“We have offered security advice to the two companies and believe they will upgrade their systems. It is the first time we came across fraud linked to bitcoin ATMs.”
A bitcoin ATM allows the purchase of bitcoin by cash or credit card, while some also allow the cryptocurrency to be sold for cash.
Tam said the group, thought to be the “core members behind the syndicate”, withdrew a total of HK$226,000 in cash from six separate bitcoin ATMs in 11 transactions. The largest amount from a single machine was HK$54,000.
Officers mounted arrest operations on Thursday and Friday in Mong Kok, netting three core members, aged 26 to 55, for conspiracy to defraud. All three claimed to be unemployed.
Police also seized six smartphones and some cash linked to the case.

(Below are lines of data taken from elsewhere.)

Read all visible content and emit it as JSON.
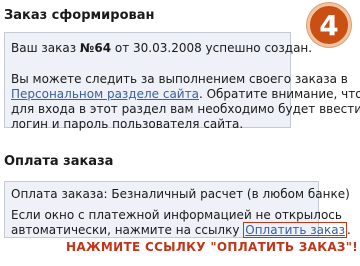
{
  "order_section": {
    "title": "Заказ сформирован",
    "line1_prefix": "Ваш заказ ",
    "order_number": "№64",
    "line1_suffix": " от 30.03.2008 успешно создан.",
    "para2_line1": "Вы можете следить за выполнением своего заказа в",
    "personal_link": "Персональном разделе сайта",
    "para2_line2_suffix": ". Обратите внимание, что",
    "para2_line3": "для входа в этот раздел вам необходимо будет ввести",
    "para2_line4": "логин и пароль пользователя сайта."
  },
  "payment_section": {
    "title": "Оплата заказа",
    "method_line": "Оплата заказа: Безналичный расчет (в любом банке)",
    "info_line1": "Если окно с платежной информацией не открылось",
    "info_line2_prefix": "автоматически, нажмите на ссылку ",
    "pay_link": "Оплатить заказ",
    "info_line2_suffix": "."
  },
  "step_badge": "4",
  "callout_text": "НАЖМИТЕ ССЫЛКУ \"ОПЛАТИТЬ ЗАКАЗ\"!",
  "colors": {
    "box_background": "#eef1f7",
    "link": "#3a5f9b",
    "accent_red": "#c0361a",
    "badge_orange": "#c94f13"
  }
}
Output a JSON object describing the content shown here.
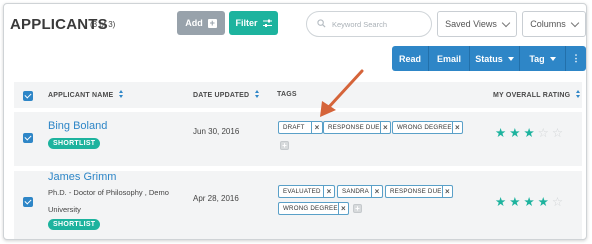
{
  "header": {
    "title": "APPLICANTS",
    "count": "(3 of 3)",
    "add_label": "Add",
    "filter_label": "Filter",
    "search_placeholder": "Keyword Search",
    "saved_views_label": "Saved Views",
    "columns_label": "Columns"
  },
  "actions": {
    "read": "Read",
    "email": "Email",
    "status": "Status",
    "tag": "Tag",
    "more": "⋮"
  },
  "columns": {
    "name": "APPLICANT NAME",
    "date": "DATE UPDATED",
    "tags": "TAGS",
    "rating": "MY OVERALL RATING"
  },
  "rows": [
    {
      "name": "Bing Boland",
      "subtitle": "",
      "badge": "SHORTLIST",
      "date": "Jun 30, 2016",
      "tags": [
        "DRAFT",
        "RESPONSE DUE",
        "WRONG DEGREE"
      ],
      "rating": 3,
      "max_rating": 5
    },
    {
      "name": "James Grimm",
      "subtitle_line1": "Ph.D. - Doctor of Philosophy , Demo",
      "subtitle_line2": "University",
      "badge": "SHORTLIST",
      "date": "Apr 28, 2016",
      "tags": [
        "EVALUATED",
        "SANDRA",
        "RESPONSE DUE",
        "WRONG DEGREE"
      ],
      "rating": 4,
      "max_rating": 5
    }
  ],
  "colors": {
    "accent_blue": "#2e86c7",
    "accent_teal": "#1db39e",
    "arrow": "#d5643a"
  }
}
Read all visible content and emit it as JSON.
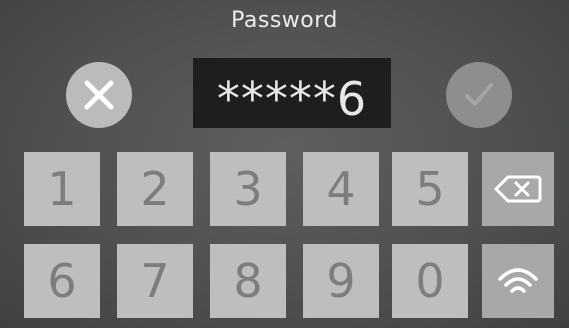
{
  "header": {
    "title": "Password"
  },
  "password_field": {
    "value": "*****6"
  },
  "keypad": {
    "row1": [
      "1",
      "2",
      "3",
      "4",
      "5"
    ],
    "row2": [
      "6",
      "7",
      "8",
      "9",
      "0"
    ]
  },
  "icons": {
    "cancel": "close-icon",
    "confirm": "checkmark-icon",
    "backspace": "backspace-icon",
    "wifi": "wifi-icon"
  },
  "colors": {
    "background": "#4e5150",
    "key": "#bcbfbe",
    "key_text": "#7b7e7d",
    "field": "#1d1f1f"
  }
}
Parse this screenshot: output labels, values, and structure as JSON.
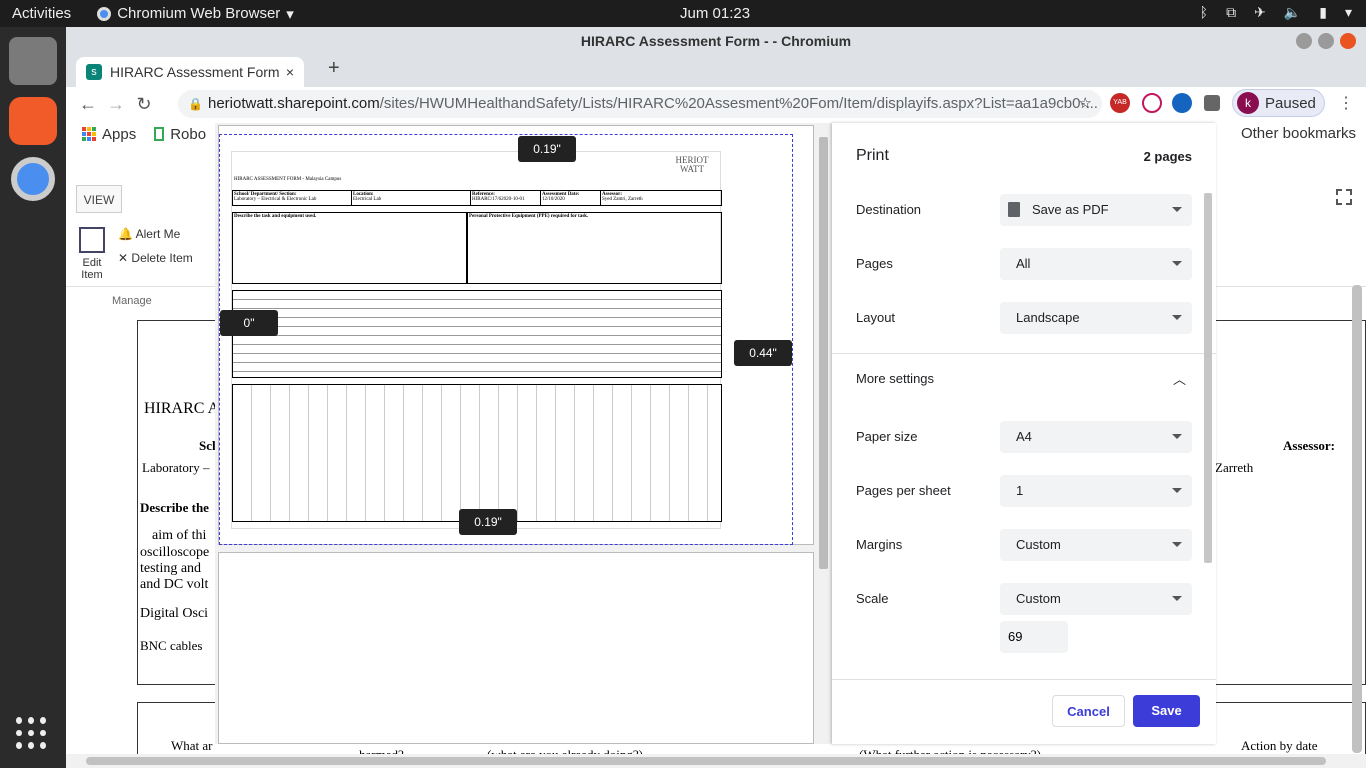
{
  "topbar": {
    "activities": "Activities",
    "app": "Chromium Web Browser",
    "clock": "Jum 01:23"
  },
  "window": {
    "title": "HIRARC Assessment Form - - Chromium"
  },
  "tab": {
    "title": "HIRARC Assessment Form",
    "favicon": "s",
    "close": "×",
    "new": "+"
  },
  "toolbar": {
    "url_host": "heriotwatt.sharepoint.com",
    "url_path": "/sites/HWUMHealthandSafety/Lists/HIRARC%20Assesment%20Fom/Item/displayifs.aspx?List=aa1a9cb0-...",
    "profile_initial": "k",
    "paused_label": "Paused",
    "yab": "YAB"
  },
  "bookmarks": {
    "apps": "Apps",
    "robo": "Robo",
    "other": "Other bookmarks"
  },
  "ribbon": {
    "view": "VIEW",
    "edit_item": "Edit Item",
    "alert_me": "Alert Me",
    "delete_item": "Delete Item",
    "group": "Manage"
  },
  "bgdoc": {
    "title": "HIRARC A",
    "school_head": "Sch",
    "lab": "Laboratory –",
    "describe": "Describe the",
    "l1": "aim of thi",
    "l2": "oscilloscope",
    "l3": "testing and",
    "l4": "and DC volt",
    "digital": "Digital Osci",
    "bnc": "BNC cables",
    "assessor": "Assessor:",
    "zarreth": "Zarreth",
    "what_are": "What ar",
    "harmed": "harmed?",
    "already": "(what are you already doing?)",
    "further": "(What further action is necessary?)",
    "action_by_date": "Action by date"
  },
  "preview": {
    "form_title": "HIRARC ASSESSMENT FORM - Malaysia Campus",
    "logo": "HERIOT WATT",
    "margin_top": "0.19\"",
    "margin_left": "0\"",
    "margin_right": "0.44\"",
    "margin_bottom": "0.19\"",
    "cols": [
      "School/ Department/ Section:",
      "Location:",
      "Reference:",
      "Assessment Date:",
      "Assessor:"
    ],
    "vals": [
      "Laboratory – Electrical & Electronic Lab",
      "Electrical Lab",
      "HIRARC/17/62020-10-01",
      "12/10/2020",
      "Syed Zamri, Zarreth"
    ],
    "describe": "Describe the task and equipment used.",
    "ppe": "Personal Protective Equipment (PPE) required for task."
  },
  "print": {
    "title": "Print",
    "pages_count": "2 pages",
    "destination_label": "Destination",
    "destination": "Save as PDF",
    "pages_label": "Pages",
    "pages": "All",
    "layout_label": "Layout",
    "layout": "Landscape",
    "more": "More settings",
    "paper_label": "Paper size",
    "paper": "A4",
    "pps_label": "Pages per sheet",
    "pps": "1",
    "margins_label": "Margins",
    "margins": "Custom",
    "scale_label": "Scale",
    "scale": "Custom",
    "scale_value": "69",
    "cancel": "Cancel",
    "save": "Save"
  },
  "colors": {
    "accent": "#3c3cd8",
    "topbar": "#1d1d1d",
    "dock": "#2b2b2b"
  }
}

Tam did not rule out more arrests.
Bitcoin is not considered legal tender by the Hong Kong Monetary Authority but rather a virtual commodity.
In September 2017, the Securities and Futures Commission (SFC) published a statement ruling that if digital tokens distributed in initial coin offerings were “shares”, “debentures”, or interests in a “collective investment scheme”, they would fall under the definition of “securities”.
“In such cases, dealing in or advising on the digital tokens, or managing or marketing a fund investing in such digital tokens, might constitute a regulated activity and would require registration or a licence from the SFC,” the statement read.